EXERCISE OBJECTIVE
Output only these lines, set down exactly: the one containing "Give me the" and each line after it through the end of the records.

Component data from apps and pages
•••••

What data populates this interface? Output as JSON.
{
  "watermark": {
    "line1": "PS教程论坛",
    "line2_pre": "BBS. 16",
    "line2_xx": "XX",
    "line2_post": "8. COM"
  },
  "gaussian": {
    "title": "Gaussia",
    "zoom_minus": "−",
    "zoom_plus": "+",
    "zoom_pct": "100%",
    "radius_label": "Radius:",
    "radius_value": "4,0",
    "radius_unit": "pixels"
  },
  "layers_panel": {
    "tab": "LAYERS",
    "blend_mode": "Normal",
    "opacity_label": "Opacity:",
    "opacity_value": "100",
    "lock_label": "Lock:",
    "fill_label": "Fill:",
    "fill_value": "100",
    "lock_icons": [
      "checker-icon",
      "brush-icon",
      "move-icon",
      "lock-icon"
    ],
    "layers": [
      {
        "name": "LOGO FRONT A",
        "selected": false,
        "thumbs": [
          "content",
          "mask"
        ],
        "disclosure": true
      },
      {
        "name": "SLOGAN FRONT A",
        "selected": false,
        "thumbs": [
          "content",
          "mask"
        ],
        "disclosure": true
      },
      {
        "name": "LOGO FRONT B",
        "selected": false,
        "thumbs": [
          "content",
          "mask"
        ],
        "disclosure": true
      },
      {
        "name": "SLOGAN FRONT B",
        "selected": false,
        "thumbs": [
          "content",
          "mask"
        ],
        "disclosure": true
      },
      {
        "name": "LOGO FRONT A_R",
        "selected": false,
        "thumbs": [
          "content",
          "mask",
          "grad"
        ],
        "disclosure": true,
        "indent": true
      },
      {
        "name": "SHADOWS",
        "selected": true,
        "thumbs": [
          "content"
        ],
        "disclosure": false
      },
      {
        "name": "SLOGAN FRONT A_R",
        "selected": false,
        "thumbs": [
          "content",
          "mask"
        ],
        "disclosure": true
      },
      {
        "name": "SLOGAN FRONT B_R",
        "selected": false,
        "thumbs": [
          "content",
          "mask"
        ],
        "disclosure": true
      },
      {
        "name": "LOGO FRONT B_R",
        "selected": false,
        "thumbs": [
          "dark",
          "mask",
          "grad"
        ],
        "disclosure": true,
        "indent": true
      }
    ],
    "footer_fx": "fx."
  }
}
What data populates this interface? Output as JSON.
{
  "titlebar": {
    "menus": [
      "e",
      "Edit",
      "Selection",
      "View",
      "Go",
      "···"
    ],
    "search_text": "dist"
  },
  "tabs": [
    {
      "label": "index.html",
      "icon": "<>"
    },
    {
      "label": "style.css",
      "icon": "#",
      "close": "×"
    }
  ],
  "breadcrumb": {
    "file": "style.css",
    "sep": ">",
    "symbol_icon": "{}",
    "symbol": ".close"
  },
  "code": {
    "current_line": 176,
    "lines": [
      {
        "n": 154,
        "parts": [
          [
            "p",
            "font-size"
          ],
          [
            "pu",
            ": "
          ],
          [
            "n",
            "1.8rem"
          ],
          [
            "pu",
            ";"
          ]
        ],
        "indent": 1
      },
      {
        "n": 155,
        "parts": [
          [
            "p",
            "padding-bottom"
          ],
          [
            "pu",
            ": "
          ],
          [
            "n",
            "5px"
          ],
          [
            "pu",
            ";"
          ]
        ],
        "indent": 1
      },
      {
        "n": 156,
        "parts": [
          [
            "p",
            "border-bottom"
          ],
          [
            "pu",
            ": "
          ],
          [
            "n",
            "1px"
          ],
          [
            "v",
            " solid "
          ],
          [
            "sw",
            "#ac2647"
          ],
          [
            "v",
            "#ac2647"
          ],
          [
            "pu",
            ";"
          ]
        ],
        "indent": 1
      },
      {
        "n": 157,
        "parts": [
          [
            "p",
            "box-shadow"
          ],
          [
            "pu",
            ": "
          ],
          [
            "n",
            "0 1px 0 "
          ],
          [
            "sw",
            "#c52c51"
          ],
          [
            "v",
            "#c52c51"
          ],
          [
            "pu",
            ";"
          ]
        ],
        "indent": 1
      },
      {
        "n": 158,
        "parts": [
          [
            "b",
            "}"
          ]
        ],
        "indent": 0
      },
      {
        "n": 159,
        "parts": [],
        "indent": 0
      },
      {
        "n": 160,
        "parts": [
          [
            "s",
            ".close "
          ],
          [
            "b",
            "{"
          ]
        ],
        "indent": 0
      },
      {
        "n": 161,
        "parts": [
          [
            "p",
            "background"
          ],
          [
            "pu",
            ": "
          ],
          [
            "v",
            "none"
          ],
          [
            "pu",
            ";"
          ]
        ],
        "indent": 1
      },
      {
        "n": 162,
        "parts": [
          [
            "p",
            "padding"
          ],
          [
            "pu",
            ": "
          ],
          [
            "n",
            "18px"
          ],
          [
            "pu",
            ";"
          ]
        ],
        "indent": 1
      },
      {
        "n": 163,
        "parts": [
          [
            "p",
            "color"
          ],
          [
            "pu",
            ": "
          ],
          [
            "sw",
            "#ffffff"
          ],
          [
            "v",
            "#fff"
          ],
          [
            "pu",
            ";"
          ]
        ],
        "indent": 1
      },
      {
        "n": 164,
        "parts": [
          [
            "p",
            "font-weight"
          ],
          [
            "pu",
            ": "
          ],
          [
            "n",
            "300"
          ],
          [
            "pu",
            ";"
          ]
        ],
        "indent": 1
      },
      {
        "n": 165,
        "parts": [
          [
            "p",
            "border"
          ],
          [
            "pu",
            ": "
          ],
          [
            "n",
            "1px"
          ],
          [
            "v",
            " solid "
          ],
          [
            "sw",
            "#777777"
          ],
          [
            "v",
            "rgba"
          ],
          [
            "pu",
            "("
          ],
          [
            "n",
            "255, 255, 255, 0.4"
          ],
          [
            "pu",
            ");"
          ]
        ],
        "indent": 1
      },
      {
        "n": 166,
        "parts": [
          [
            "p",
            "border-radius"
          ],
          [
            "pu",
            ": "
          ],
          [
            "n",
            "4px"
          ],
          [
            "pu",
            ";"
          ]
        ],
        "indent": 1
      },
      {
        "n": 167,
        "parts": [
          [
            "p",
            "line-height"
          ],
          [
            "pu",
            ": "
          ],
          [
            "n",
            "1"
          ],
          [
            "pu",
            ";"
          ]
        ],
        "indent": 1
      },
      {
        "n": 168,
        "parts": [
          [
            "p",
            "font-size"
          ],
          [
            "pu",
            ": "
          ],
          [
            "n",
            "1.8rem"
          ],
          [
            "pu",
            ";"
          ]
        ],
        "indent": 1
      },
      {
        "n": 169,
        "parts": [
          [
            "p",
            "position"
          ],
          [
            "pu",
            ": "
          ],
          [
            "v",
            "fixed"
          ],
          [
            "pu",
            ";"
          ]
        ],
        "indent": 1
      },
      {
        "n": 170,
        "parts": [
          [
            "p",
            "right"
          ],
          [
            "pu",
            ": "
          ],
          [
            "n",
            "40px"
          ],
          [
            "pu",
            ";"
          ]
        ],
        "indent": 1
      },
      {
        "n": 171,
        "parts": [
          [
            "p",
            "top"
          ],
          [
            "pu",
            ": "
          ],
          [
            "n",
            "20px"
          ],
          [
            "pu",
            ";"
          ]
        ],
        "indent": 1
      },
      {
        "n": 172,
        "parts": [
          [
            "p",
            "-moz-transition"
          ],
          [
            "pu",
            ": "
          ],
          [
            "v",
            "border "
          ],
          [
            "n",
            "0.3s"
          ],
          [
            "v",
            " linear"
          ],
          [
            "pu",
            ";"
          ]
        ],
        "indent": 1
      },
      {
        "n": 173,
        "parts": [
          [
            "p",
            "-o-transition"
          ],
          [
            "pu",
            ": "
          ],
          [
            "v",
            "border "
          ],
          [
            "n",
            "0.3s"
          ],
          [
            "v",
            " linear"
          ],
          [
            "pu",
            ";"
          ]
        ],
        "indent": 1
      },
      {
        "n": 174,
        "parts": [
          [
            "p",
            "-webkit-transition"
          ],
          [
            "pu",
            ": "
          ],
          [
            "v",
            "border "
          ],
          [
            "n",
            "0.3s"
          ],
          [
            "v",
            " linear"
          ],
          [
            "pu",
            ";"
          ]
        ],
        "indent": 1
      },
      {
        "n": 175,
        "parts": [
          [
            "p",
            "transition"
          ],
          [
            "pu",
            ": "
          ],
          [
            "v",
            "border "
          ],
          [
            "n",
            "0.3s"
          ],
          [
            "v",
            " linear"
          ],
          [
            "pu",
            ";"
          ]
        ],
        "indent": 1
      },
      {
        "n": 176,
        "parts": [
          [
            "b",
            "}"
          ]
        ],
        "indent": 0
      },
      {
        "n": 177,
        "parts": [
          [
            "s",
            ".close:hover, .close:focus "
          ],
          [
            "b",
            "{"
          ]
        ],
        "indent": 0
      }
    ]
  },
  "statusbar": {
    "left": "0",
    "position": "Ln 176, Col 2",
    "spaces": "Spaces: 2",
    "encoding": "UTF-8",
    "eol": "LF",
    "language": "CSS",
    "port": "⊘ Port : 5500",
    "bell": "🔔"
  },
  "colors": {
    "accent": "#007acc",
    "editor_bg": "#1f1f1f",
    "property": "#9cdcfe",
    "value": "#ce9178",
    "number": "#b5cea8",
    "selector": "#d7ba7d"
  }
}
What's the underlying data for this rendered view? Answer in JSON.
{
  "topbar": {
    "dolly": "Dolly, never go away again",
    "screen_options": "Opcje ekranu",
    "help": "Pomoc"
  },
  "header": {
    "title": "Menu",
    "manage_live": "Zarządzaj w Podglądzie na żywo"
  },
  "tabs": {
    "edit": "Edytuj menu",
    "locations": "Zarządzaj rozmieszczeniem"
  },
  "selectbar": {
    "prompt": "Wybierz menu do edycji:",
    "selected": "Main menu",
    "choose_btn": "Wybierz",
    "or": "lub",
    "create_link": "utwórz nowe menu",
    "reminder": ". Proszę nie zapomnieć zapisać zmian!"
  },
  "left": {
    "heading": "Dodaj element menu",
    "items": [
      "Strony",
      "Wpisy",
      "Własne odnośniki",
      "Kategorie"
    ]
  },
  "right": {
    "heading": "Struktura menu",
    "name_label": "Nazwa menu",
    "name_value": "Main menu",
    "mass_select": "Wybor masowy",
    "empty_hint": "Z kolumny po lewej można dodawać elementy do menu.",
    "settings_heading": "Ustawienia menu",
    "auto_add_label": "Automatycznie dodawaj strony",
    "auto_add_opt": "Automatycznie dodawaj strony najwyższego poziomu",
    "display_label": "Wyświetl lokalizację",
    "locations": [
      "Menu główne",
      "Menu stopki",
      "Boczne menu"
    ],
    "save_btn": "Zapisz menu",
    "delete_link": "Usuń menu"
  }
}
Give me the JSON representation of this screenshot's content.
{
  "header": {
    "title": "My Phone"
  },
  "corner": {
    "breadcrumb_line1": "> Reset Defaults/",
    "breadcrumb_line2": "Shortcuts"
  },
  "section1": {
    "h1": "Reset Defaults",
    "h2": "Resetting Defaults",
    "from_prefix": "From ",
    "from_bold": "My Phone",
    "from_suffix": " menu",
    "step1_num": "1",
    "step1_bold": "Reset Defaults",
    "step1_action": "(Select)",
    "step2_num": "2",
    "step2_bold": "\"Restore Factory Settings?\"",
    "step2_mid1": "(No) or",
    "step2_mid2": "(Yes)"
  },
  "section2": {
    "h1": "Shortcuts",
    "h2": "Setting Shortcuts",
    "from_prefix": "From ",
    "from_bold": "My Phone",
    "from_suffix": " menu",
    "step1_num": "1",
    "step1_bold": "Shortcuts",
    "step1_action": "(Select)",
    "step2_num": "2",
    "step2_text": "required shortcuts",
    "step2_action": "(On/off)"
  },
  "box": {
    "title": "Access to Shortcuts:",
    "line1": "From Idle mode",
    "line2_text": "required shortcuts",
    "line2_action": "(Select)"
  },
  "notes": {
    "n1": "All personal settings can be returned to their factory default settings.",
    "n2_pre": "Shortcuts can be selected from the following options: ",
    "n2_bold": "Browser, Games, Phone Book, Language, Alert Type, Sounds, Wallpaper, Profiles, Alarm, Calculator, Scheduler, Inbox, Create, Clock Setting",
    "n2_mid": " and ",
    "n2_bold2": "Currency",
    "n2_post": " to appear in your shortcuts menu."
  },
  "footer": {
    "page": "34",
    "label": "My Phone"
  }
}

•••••

RESPONSE
Give me the JSON representation of this screenshot's content.
{
  "header": {
    "title": "My Phone"
  },
  "corner": {
    "breadcrumb_line1": "> Reset Defaults/",
    "breadcrumb_line2": "Shortcuts"
  },
  "section1": {
    "h1": "Reset Defaults",
    "h2": "Resetting Defaults",
    "from_prefix": "From ",
    "from_bold": "My Phone",
    "from_suffix": " menu",
    "step1_num": "1",
    "step1_bold": "Reset Defaults",
    "step1_action": "(Select)",
    "step2_num": "2",
    "step2_bold": "\"Restore Factory Settings?\"",
    "step2_mid1": "(No) or",
    "step2_mid2": "(Yes)"
  },
  "section2": {
    "h1": "Shortcuts",
    "h2": "Setting Shortcuts",
    "from_prefix": "From ",
    "from_bold": "My Phone",
    "from_suffix": " menu",
    "step1_num": "1",
    "step1_bold": "Shortcuts",
    "step1_action": "(Select)",
    "step2_num": "2",
    "step2_text": "required shortcuts",
    "step2_action": "(On/off)"
  },
  "box": {
    "title": "Access to Shortcuts:",
    "line1": "From Idle mode",
    "line2_text": "required shortcuts",
    "line2_action": "(Select)"
  },
  "notes": {
    "n1": "All personal settings can be returned to their factory default settings.",
    "n2_pre": "Shortcuts can be selected from the following options: ",
    "n2_bold": "Browser, Games, Phone Book, Language, Alert Type, Sounds, Wallpaper, Profiles, Alarm, Calculator, Scheduler, Inbox, Create, Clock Setting",
    "n2_mid": " and ",
    "n2_bold2": "Currency",
    "n2_post": " to appear in your shortcuts menu."
  },
  "footer": {
    "page": "34",
    "label": "My Phone"
  }
}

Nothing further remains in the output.